Noela Kalimi Luka is a documentary filmmaker, producer and director in Nairobi, Kenya, where she applies her creative skills and passion to pursue advocacy for people with disabilities. After earning a Bachelor’s degree in Mass Communication and working for various NGOs, mainstream media outlets and film production companies, Noela traveled to the U.S. to pursue an M.F.A in Documentary Film at Wake Forest University, North Carolina. During that time, she was diagnosed with unspecified bipolar, and since returning home, has been on a journey to confront misconceptions and correct information about psychosocial disabilities. She has great skill and dedication in using media to help others understand the dynamics of mental health and wellness.

Noela is a beneficiary and partner of Cheshire Disability Services Kenya in the Social Innovation Lab Project. She is self-employed and works collaboratively with specialized psychosocial disability stakeholders to champion access to mental health information and services. Her work has been screened and given awards in Africa, Europe, and North America. Her films often include themes such as environmental conservation, conflict resolution, health, migration, and community efforts to make positive change in their lives.
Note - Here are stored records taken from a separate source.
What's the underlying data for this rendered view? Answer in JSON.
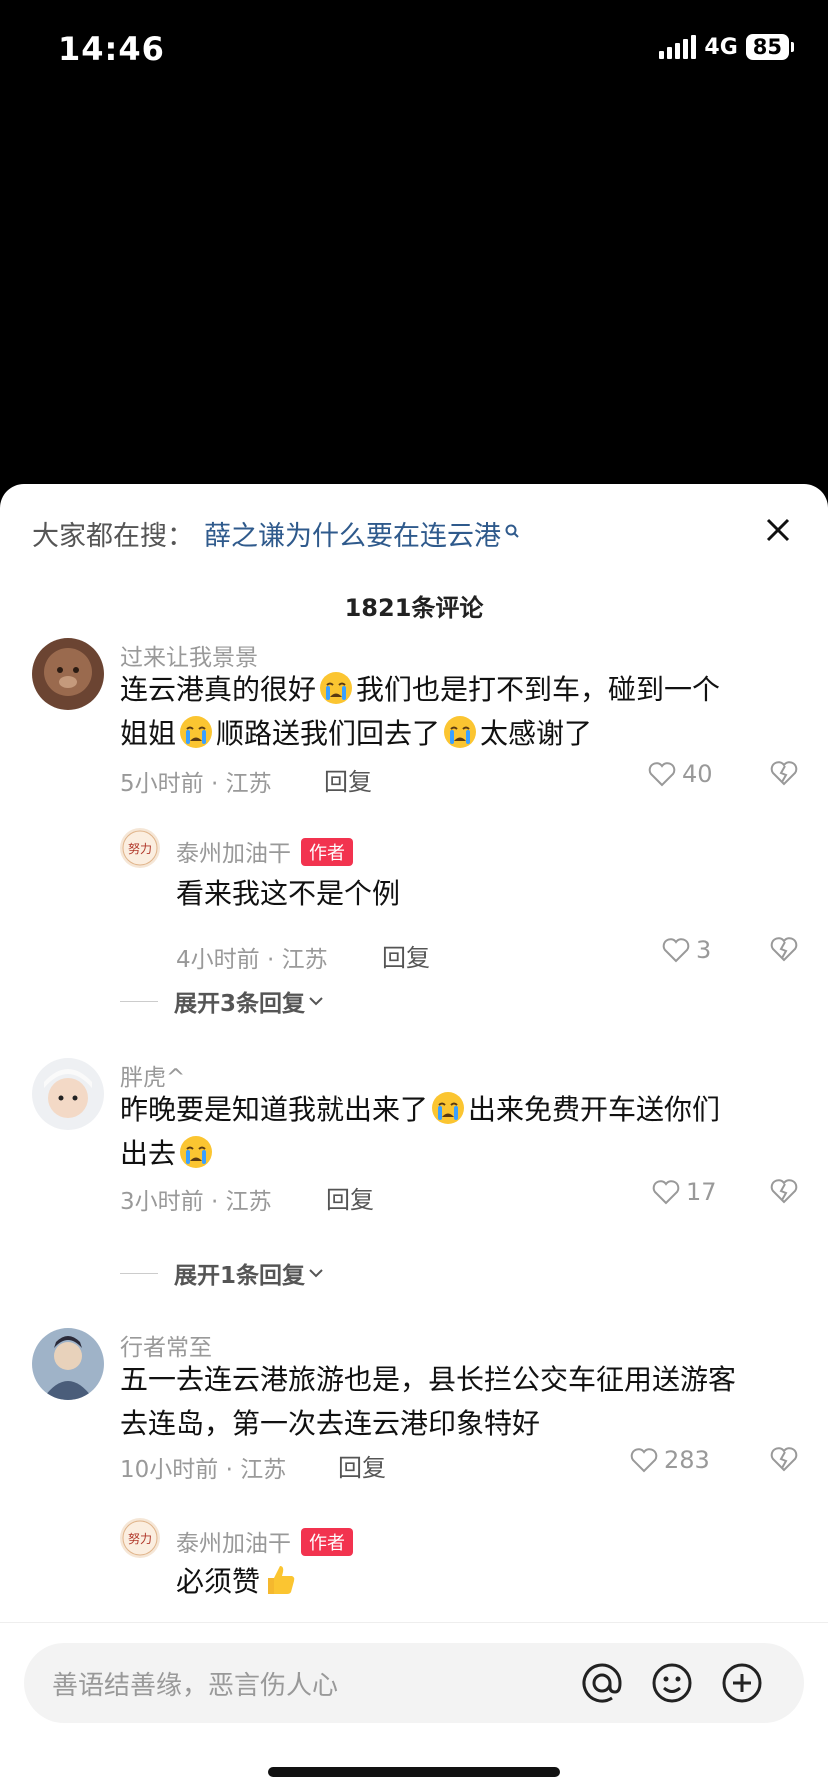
{
  "status": {
    "time": "14:46",
    "network": "4G",
    "battery": "85"
  },
  "hot_search": {
    "prefix": "大家都在搜：",
    "query": "薛之谦为什么要在连云港"
  },
  "comment_count": "1821条评论",
  "comments": [
    {
      "user": "过来让我景景",
      "text_parts": [
        "连云港真的很好",
        "我们也是打不到车，碰到一个",
        "姐姐",
        "顺路送我们回去了",
        "太感谢了"
      ],
      "meta": "5小时前 · 江苏",
      "reply": "回复",
      "likes": "40"
    },
    {
      "user": "泰州加油干",
      "tag": "作者",
      "text": "看来我这不是个例",
      "meta": "4小时前 · 江苏",
      "reply": "回复",
      "likes": "3"
    },
    {
      "user": "胖虎^",
      "text_parts": [
        "昨晚要是知道我就出来了",
        "出来免费开车送你们",
        "出去"
      ],
      "meta": "3小时前 · 江苏",
      "reply": "回复",
      "likes": "17"
    },
    {
      "user": "行者常至",
      "text_line1": "五一去连云港旅游也是，县长拦公交车征用送游客",
      "text_line2": "去连岛，第一次去连云港印象特好",
      "meta": "10小时前 · 江苏",
      "reply": "回复",
      "likes": "283"
    },
    {
      "user": "泰州加油干",
      "tag": "作者",
      "text": "必须赞"
    }
  ],
  "expand_labels": [
    "展开3条回复",
    "展开1条回复"
  ],
  "input": {
    "placeholder": "善语结善缘，恶言伤人心"
  },
  "colors": {
    "author_tag": "#f2334f",
    "hot_query": "#2f5a8c"
  }
}
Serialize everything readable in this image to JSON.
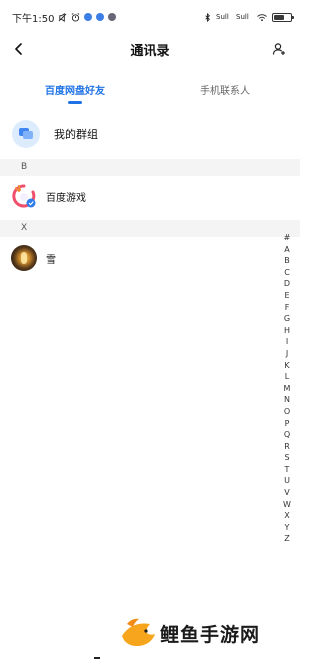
{
  "status_bar": {
    "time": "下午1:50",
    "signal1": "Sull",
    "signal2": "Sull"
  },
  "nav": {
    "title": "通讯录"
  },
  "tabs": [
    {
      "label": "百度网盘好友",
      "active": true
    },
    {
      "label": "手机联系人",
      "active": false
    }
  ],
  "group": {
    "label": "我的群组"
  },
  "sections": [
    {
      "letter": "B",
      "contacts": [
        {
          "name": "百度游戏",
          "avatar": "baidu-game-logo"
        }
      ]
    },
    {
      "letter": "X",
      "contacts": [
        {
          "name": "雪",
          "avatar": "photo-avatar"
        }
      ]
    }
  ],
  "index_letters": [
    "#",
    "A",
    "B",
    "C",
    "D",
    "E",
    "F",
    "G",
    "H",
    "I",
    "J",
    "K",
    "L",
    "M",
    "N",
    "O",
    "P",
    "Q",
    "R",
    "S",
    "T",
    "U",
    "V",
    "W",
    "X",
    "Y",
    "Z"
  ],
  "watermark": {
    "text": "鲤鱼手游网"
  },
  "colors": {
    "accent": "#1f73e6",
    "section_bg": "#f4f4f4",
    "group_icon_bg": "#dcecfc"
  }
}
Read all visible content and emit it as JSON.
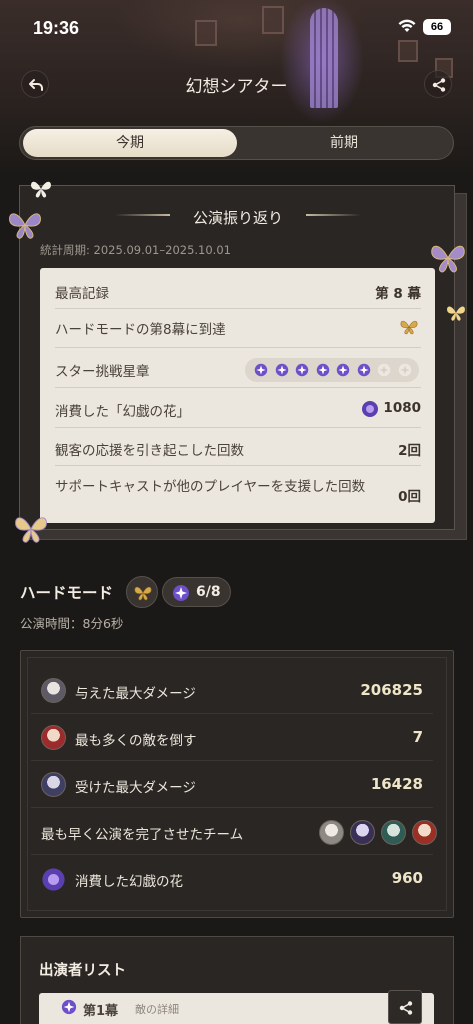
{
  "status_bar": {
    "time": "19:36",
    "battery": "66"
  },
  "header": {
    "title": "幻想シアター",
    "back_icon": "back-arrow-icon",
    "share_icon": "share-icon"
  },
  "tabs": {
    "current": "今期",
    "previous": "前期"
  },
  "review": {
    "title": "公演振り返り",
    "period": "統計周期: 2025.09.01–2025.10.01",
    "best_record": {
      "label": "最高記録",
      "value": "第 8 幕"
    },
    "hard_mode": {
      "label": "ハードモードの第8幕に到達"
    },
    "star_medal": {
      "label": "スター挑戦星章",
      "filled": 6,
      "total": 8
    },
    "flowers": {
      "label": "消費した「幻戯の花」",
      "value": "1080"
    },
    "audience": {
      "label": "観客の応援を引き起こした回数",
      "value": "2回"
    },
    "support": {
      "label": "サポートキャストが他のプレイヤーを支援した回数",
      "value": "0回"
    }
  },
  "hard_mode": {
    "title": "ハードモード",
    "stars": "6/8",
    "time": "公演時間：8分6秒",
    "rows": [
      {
        "label": "与えた最大ダメージ",
        "value": "206825"
      },
      {
        "label": "最も多くの敵を倒す",
        "value": "7"
      },
      {
        "label": "受けた最大ダメージ",
        "value": "16428"
      },
      {
        "label": "最も早く公演を完了させたチーム",
        "value": ""
      },
      {
        "label": "消費した幻戯の花",
        "value": "960"
      }
    ]
  },
  "cast": {
    "title": "出演者リスト",
    "act": "第1幕",
    "detail": "敵の詳細"
  },
  "colors": {
    "accent": "#e6dcc7",
    "star": "#6c4fc9",
    "background": "#1b1917"
  }
}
A constant theme of Noela’s advocacy has been increasing mental health awareness in East Africa. The primary goal of her Fellowship project is to create disability awareness through storytelling. This will act as an advocacy tool and challenge misconceptions towards inclusive employment. Some components of this will include the documentation of success stories, the training of individuals (including science journalists) to tell better stories, community screenings of created content, and social media campaigns. The ultimate goals of these awareness campaigns will be the financial empowerment of people with mental illnesses, the promotion of good health and wellbeing, and increased access to decent work and economic growth.